Take Action - Writing Persuasively

Defining Commentary

Objectives

After this lesson, students will be able to:

  • Collaborate to form a definition of commentaries
  • Build a list of craft moves in commentaries

Overview/Purpose:

In this lesson, students work together to create a list of characteristics found in good commentaries. The class then agrees on characteristics that all commentaries must have.

Guiding Questions:

  • What are the rules of commentaries?
  • What choices do we have as writers of commentaries?
  • How can we make effective choices?

Recommended Time:

45-90 minutes

Common Core State Standards:

CCSS.ELA-LITERACY.CCRA.R.1
CCSS.ELA-LITERACY.CCRA.R.2
CCSS.ELA-LITERACY.CCRA.R.4
CCSS.ELA-LITERACY.CCRA.R.5
CCSS.ELA-LITERACY.CCRA.R.6


Materials:

Commentary packet that contains the following:

  1. Reading/Research: Writing Commentaries Handout
  2. Copies of the following commentaries and/or appropriate substitutes:

“Starve, Get Aid, Repeat”  by Craig and Marc Kielburger
“Put Your Money Where Your Mouths Are”  by Nick Kristof
“Kyleigh’s Law’ is not the Answer for Connecticut’s Young Drivers”  by Brian Koonz

 

Technology Required:

None

 

Lesson Design:

  • Explain that students will work with a group, using information collected in their Commentary Packet to capture what they notice about commentary writing.
  • Students will create a chart together, listing things under the title, “We notice that good commentary writing…”.
  • Some things worth noticing are: format, point-of-view, tone, content, kinds of sentences, word choice,  paragraphs.
  • Groups should be prepared to share.
  • Class regroups to make one list together.
  • Read through completed list, asking students to consider which of the characteristics are essential (things a commentary must do or include). Highlight or bold these items.
  • A completed list might look like this:

We notice that good commentary…
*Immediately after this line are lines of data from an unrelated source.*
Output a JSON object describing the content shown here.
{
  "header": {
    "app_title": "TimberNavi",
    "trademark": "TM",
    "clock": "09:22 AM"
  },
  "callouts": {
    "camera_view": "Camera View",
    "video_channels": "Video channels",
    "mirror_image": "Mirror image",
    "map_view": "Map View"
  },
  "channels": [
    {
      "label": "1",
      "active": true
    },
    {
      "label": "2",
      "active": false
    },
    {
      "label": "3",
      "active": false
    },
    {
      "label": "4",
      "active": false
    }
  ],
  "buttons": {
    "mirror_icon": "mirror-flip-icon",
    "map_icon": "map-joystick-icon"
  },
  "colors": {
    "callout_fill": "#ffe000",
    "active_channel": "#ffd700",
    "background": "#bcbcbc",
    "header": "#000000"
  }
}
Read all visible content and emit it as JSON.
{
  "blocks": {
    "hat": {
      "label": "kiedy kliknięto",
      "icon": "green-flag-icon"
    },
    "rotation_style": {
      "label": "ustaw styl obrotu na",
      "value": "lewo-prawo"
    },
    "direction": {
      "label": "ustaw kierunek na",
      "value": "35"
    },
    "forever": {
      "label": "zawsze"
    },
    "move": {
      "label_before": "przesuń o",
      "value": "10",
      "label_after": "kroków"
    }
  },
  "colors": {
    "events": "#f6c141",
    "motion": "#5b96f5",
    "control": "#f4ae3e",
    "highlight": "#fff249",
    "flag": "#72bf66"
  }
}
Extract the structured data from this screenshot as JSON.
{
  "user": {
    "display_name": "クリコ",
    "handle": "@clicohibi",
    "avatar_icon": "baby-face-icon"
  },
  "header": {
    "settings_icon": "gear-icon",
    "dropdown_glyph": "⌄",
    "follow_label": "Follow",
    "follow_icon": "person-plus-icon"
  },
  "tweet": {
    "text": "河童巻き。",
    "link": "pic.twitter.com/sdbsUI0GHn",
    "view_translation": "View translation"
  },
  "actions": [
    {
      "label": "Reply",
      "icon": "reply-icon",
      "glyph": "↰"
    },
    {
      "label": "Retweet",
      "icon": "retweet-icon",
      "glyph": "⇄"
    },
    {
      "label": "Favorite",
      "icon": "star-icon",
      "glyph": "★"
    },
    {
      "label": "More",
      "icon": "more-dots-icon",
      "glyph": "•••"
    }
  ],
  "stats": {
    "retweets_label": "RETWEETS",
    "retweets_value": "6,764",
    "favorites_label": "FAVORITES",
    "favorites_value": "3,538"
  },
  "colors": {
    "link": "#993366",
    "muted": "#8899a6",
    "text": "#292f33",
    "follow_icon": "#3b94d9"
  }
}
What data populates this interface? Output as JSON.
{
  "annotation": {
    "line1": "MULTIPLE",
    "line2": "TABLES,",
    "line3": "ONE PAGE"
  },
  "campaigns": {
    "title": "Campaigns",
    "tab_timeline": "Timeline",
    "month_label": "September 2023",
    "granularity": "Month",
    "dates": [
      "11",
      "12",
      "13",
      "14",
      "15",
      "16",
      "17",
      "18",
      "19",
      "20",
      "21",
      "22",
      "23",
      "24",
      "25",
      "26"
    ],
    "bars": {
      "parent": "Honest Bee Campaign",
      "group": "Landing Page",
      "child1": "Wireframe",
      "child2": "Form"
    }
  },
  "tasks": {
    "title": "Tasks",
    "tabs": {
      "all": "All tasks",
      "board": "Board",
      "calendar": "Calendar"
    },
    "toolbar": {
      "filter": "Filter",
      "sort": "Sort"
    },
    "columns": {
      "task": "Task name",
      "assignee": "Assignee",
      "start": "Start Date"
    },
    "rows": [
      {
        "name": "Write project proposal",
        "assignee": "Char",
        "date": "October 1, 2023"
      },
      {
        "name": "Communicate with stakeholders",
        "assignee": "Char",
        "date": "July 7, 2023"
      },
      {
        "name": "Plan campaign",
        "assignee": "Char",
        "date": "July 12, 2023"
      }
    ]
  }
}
– May use a conversational style
– Has a title that might reveal claim
– Uses anecdotes to support claim
– Uses rhetorical questions
– Has a powerful lead–hooks reader (anecdote, astonishing fact)
– Uses statistics to support claim
– Has at least three supporting details
– Uses many paragraphs/varied size
– Can be humorous
– Uses background info/revealing why author wrote this
– Integrates quotes (whole sentences)
– Uses fragments
– Includes an ending that tries to change readers’ mind/leaves you thinking
– Has a call to action ending
– Includes a balance of opinion and facts
– Includes lists
– Has important sentences in bold, italics
– Can use first person, second person, third person–all found in these!
– Shows both sides of the issue
– Can be visual like feature articles
– Includes personal experience
– Has an opinion that might be stated, or might be inferred
– Includes quotes from experts or those with first-hand knowledge